* _REQUIRED WORK_
Throughout the material, count the lines with the word "шарий" in them, and answer with only the figure.

* _DATA EXCERPTS_
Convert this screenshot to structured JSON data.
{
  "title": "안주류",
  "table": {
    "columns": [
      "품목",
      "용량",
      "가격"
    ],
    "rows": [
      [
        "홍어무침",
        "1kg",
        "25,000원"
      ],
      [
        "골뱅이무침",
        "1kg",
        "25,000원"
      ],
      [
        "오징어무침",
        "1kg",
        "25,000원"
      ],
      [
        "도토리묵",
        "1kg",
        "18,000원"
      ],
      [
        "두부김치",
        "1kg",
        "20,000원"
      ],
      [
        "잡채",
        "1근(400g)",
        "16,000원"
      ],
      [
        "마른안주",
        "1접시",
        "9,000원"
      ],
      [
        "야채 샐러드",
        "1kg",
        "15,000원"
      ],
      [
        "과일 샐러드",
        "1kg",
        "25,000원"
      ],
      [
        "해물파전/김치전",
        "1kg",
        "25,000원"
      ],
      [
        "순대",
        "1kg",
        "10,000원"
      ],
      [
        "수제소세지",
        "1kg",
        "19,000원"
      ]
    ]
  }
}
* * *
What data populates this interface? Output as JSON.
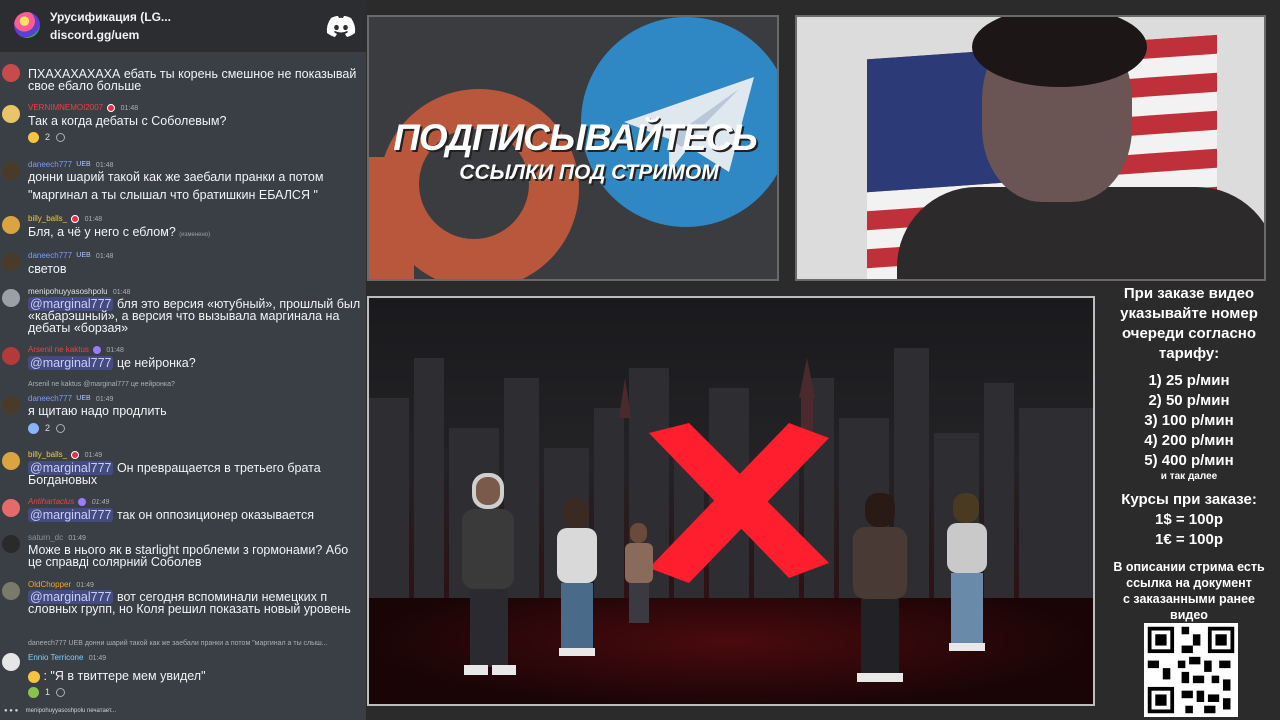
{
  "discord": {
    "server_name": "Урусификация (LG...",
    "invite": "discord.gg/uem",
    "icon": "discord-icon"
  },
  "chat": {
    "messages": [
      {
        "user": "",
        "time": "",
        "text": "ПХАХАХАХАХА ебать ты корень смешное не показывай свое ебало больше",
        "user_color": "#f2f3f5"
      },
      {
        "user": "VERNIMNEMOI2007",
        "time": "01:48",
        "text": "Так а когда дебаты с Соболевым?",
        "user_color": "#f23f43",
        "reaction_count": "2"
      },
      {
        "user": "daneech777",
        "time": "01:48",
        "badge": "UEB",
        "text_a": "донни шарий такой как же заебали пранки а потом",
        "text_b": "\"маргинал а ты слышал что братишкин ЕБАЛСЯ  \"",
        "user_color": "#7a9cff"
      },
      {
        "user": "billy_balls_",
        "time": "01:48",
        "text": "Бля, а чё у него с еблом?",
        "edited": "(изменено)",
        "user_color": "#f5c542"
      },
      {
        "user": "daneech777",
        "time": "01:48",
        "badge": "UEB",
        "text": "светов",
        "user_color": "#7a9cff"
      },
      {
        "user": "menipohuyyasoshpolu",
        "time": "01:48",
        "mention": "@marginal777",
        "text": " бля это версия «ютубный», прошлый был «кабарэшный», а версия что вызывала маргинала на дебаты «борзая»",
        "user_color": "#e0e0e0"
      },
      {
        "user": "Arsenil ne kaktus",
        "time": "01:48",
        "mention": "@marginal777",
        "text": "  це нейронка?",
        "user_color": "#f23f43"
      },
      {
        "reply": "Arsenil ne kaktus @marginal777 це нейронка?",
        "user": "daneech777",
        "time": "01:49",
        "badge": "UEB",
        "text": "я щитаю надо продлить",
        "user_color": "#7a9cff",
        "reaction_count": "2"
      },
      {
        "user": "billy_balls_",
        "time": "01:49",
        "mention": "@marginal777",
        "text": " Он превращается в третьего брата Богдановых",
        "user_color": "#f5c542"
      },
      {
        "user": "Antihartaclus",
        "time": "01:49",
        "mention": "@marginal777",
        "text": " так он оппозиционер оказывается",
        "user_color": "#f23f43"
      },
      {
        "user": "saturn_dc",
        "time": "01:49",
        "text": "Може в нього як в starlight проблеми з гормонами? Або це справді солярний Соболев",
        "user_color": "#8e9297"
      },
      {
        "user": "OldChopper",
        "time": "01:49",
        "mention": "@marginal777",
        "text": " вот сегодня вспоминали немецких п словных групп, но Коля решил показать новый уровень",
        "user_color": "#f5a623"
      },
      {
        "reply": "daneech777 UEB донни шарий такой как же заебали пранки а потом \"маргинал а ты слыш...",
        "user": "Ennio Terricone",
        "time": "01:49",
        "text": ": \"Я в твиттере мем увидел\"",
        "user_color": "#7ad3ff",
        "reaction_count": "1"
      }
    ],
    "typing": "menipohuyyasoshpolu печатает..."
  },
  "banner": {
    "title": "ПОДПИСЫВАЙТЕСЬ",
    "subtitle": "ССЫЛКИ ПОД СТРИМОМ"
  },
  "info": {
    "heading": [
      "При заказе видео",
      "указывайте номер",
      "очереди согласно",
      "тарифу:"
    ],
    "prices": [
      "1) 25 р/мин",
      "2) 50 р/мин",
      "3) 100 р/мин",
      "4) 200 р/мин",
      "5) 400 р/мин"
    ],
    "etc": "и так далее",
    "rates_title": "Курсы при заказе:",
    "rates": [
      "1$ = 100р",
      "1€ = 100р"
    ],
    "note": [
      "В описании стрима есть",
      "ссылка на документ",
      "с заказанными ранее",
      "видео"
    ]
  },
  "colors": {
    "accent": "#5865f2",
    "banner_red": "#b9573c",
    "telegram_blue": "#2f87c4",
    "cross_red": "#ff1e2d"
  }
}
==
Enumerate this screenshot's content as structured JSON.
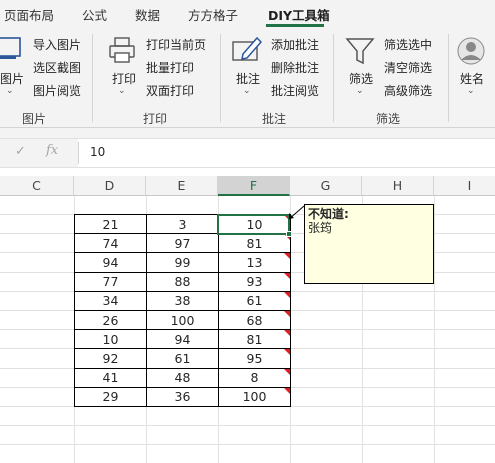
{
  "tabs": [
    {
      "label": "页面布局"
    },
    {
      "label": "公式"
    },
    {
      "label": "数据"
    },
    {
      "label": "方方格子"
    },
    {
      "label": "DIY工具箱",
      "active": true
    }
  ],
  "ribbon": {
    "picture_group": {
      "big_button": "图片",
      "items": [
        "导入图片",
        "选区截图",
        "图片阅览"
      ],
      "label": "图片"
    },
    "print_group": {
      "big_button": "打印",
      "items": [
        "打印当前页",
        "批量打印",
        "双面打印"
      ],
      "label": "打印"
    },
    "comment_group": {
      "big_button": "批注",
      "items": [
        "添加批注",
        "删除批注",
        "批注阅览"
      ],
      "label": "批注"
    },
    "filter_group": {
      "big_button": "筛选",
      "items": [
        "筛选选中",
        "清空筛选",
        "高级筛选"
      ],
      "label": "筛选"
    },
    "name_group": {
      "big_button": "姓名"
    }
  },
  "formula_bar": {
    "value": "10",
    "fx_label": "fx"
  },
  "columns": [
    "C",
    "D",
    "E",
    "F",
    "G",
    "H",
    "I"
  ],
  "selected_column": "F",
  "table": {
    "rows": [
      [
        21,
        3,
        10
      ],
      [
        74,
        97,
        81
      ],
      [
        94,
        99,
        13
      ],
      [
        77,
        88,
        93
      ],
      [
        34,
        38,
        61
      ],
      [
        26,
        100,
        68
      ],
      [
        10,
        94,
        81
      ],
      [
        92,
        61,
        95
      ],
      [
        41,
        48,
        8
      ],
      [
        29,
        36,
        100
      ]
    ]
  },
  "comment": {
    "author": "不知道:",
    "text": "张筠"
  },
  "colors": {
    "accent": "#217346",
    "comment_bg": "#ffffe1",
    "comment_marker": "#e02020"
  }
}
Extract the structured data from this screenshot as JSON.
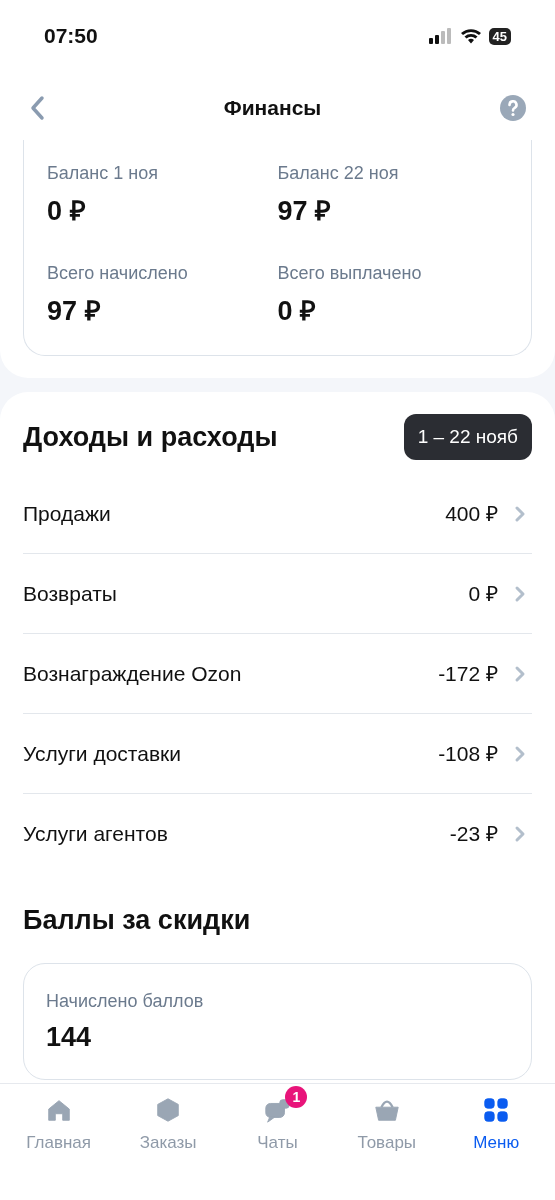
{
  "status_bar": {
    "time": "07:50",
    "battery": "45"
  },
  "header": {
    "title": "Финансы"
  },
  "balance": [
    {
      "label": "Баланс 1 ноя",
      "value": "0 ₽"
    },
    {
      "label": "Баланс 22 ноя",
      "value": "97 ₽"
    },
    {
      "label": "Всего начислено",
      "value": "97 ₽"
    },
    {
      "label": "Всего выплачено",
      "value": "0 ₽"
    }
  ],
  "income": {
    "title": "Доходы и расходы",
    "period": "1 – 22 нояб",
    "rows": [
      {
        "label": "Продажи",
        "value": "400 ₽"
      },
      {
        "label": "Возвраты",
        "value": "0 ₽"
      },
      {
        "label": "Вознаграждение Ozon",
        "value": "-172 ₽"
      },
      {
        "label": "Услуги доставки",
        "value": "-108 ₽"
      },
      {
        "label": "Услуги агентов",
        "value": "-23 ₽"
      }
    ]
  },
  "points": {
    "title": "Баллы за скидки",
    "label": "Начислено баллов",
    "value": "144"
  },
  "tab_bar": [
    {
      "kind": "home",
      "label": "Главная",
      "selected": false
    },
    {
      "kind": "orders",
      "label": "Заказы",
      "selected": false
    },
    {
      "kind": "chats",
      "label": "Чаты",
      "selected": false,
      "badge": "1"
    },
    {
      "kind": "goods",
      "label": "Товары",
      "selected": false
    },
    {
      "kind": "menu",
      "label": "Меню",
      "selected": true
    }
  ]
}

* _WORKED SOLUTION_
2